TASK TO CARRY OUT
Would you restate all the entries exactly, leaving nothing out?

(Saved data entries)
==================================================
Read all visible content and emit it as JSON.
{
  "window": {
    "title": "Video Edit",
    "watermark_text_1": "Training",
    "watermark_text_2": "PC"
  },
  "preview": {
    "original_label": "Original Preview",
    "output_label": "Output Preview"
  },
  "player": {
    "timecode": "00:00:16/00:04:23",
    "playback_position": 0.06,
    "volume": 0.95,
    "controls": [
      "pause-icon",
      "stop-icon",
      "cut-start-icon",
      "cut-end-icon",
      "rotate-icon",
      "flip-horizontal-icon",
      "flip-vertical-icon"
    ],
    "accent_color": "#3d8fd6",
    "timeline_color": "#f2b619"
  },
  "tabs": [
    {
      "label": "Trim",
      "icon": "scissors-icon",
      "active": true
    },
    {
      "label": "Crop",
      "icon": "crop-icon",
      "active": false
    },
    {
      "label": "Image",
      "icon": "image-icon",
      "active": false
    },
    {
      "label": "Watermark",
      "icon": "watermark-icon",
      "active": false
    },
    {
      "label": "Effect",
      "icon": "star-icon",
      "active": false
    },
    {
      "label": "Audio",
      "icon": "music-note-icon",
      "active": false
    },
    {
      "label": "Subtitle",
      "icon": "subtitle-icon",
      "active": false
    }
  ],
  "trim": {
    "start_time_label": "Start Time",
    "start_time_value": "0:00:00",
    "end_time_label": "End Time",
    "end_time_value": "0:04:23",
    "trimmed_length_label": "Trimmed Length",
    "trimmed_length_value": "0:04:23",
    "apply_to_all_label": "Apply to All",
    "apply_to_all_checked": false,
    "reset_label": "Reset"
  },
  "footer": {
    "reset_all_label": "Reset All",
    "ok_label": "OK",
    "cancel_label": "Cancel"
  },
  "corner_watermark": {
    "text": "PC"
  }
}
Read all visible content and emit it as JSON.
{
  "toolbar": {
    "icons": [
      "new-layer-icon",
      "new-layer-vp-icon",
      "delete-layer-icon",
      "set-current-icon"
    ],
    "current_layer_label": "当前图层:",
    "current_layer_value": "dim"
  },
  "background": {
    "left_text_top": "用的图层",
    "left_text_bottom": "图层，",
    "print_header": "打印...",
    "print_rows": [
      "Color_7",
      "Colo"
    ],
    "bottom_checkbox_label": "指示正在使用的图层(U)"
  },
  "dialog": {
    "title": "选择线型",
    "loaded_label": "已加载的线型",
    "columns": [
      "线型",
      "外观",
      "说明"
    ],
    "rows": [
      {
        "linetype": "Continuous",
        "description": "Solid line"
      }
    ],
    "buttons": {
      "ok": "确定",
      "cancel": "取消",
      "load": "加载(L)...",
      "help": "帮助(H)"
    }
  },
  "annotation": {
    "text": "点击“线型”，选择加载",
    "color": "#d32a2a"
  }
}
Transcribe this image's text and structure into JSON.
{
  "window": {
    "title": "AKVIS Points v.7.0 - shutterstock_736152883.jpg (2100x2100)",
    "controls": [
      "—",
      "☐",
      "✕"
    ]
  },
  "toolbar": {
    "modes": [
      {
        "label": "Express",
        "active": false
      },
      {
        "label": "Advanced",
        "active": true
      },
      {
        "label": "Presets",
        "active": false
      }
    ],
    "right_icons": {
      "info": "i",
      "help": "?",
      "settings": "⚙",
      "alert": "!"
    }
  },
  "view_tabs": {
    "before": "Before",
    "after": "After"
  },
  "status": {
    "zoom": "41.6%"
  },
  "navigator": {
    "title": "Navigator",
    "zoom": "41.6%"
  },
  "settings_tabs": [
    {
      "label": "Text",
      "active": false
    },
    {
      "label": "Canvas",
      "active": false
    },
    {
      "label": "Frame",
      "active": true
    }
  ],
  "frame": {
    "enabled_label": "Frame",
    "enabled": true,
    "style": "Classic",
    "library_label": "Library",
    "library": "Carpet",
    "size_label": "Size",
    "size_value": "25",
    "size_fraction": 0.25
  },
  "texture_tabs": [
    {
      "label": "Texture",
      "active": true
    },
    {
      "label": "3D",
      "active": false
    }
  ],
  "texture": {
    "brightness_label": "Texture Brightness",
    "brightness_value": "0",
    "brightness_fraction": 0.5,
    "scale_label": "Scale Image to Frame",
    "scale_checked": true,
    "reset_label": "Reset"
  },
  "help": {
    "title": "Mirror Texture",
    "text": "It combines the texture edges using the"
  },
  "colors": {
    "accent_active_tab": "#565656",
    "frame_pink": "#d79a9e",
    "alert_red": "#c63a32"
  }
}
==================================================
EXERCISE ANSWER
Read all visible content and emit it as JSON.
{
  "window": {
    "title": "Video Edit",
    "watermark_text_1": "Training",
    "watermark_text_2": "PC"
  },
  "preview": {
    "original_label": "Original Preview",
    "output_label": "Output Preview"
  },
  "player": {
    "timecode": "00:00:16/00:04:23",
    "playback_position": 0.06,
    "volume": 0.95,
    "controls": [
      "pause-icon",
      "stop-icon",
      "cut-start-icon",
      "cut-end-icon",
      "rotate-icon",
      "flip-horizontal-icon",
      "flip-vertical-icon"
    ],
    "accent_color": "#3d8fd6",
    "timeline_color": "#f2b619"
  },
  "tabs": [
    {
      "label": "Trim",
      "icon": "scissors-icon",
      "active": true
    },
    {
      "label": "Crop",
      "icon": "crop-icon",
      "active": false
    },
    {
      "label": "Image",
      "icon": "image-icon",
      "active": false
    },
    {
      "label": "Watermark",
      "icon": "watermark-icon",
      "active": false
    },
    {
      "label": "Effect",
      "icon": "star-icon",
      "active": false
    },
    {
      "label": "Audio",
      "icon": "music-note-icon",
      "active": false
    },
    {
      "label": "Subtitle",
      "icon": "subtitle-icon",
      "active": false
    }
  ],
  "trim": {
    "start_time_label": "Start Time",
    "start_time_value": "0:00:00",
    "end_time_label": "End Time",
    "end_time_value": "0:04:23",
    "trimmed_length_label": "Trimmed Length",
    "trimmed_length_value": "0:04:23",
    "apply_to_all_label": "Apply to All",
    "apply_to_all_checked": false,
    "reset_label": "Reset"
  },
  "footer": {
    "reset_all_label": "Reset All",
    "ok_label": "OK",
    "cancel_label": "Cancel"
  },
  "corner_watermark": {
    "text": "PC"
  }
}
Read all visible content and emit it as JSON.
{
  "toolbar": {
    "icons": [
      "new-layer-icon",
      "new-layer-vp-icon",
      "delete-layer-icon",
      "set-current-icon"
    ],
    "current_layer_label": "当前图层:",
    "current_layer_value": "dim"
  },
  "background": {
    "left_text_top": "用的图层",
    "left_text_bottom": "图层，",
    "print_header": "打印...",
    "print_rows": [
      "Color_7",
      "Colo"
    ],
    "bottom_checkbox_label": "指示正在使用的图层(U)"
  },
  "dialog": {
    "title": "选择线型",
    "loaded_label": "已加载的线型",
    "columns": [
      "线型",
      "外观",
      "说明"
    ],
    "rows": [
      {
        "linetype": "Continuous",
        "description": "Solid line"
      }
    ],
    "buttons": {
      "ok": "确定",
      "cancel": "取消",
      "load": "加载(L)...",
      "help": "帮助(H)"
    }
  },
  "annotation": {
    "text": "点击“线型”，选择加载",
    "color": "#d32a2a"
  }
}
Transcribe this image's text and structure into JSON.
{
  "window": {
    "title": "AKVIS Points v.7.0 - shutterstock_736152883.jpg (2100x2100)",
    "controls": [
      "—",
      "☐",
      "✕"
    ]
  },
  "toolbar": {
    "modes": [
      {
        "label": "Express",
        "active": false
      },
      {
        "label": "Advanced",
        "active": true
      },
      {
        "label": "Presets",
        "active": false
      }
    ],
    "right_icons": {
      "info": "i",
      "help": "?",
      "settings": "⚙",
      "alert": "!"
    }
  },
  "view_tabs": {
    "before": "Before",
    "after": "After"
  },
  "status": {
    "zoom": "41.6%"
  },
  "navigator": {
    "title": "Navigator",
    "zoom": "41.6%"
  },
  "settings_tabs": [
    {
      "label": "Text",
      "active": false
    },
    {
      "label": "Canvas",
      "active": false
    },
    {
      "label": "Frame",
      "active": true
    }
  ],
  "frame": {
    "enabled_label": "Frame",
    "enabled": true,
    "style": "Classic",
    "library_label": "Library",
    "library": "Carpet",
    "size_label": "Size",
    "size_value": "25",
    "size_fraction": 0.25
  },
  "texture_tabs": [
    {
      "label": "Texture",
      "active": true
    },
    {
      "label": "3D",
      "active": false
    }
  ],
  "texture": {
    "brightness_label": "Texture Brightness",
    "brightness_value": "0",
    "brightness_fraction": 0.5,
    "scale_label": "Scale Image to Frame",
    "scale_checked": true,
    "reset_label": "Reset"
  },
  "help": {
    "title": "Mirror Texture",
    "text": "It combines the texture edges using the"
  },
  "colors": {
    "accent_active_tab": "#565656",
    "frame_pink": "#d79a9e",
    "alert_red": "#c63a32"
  }
}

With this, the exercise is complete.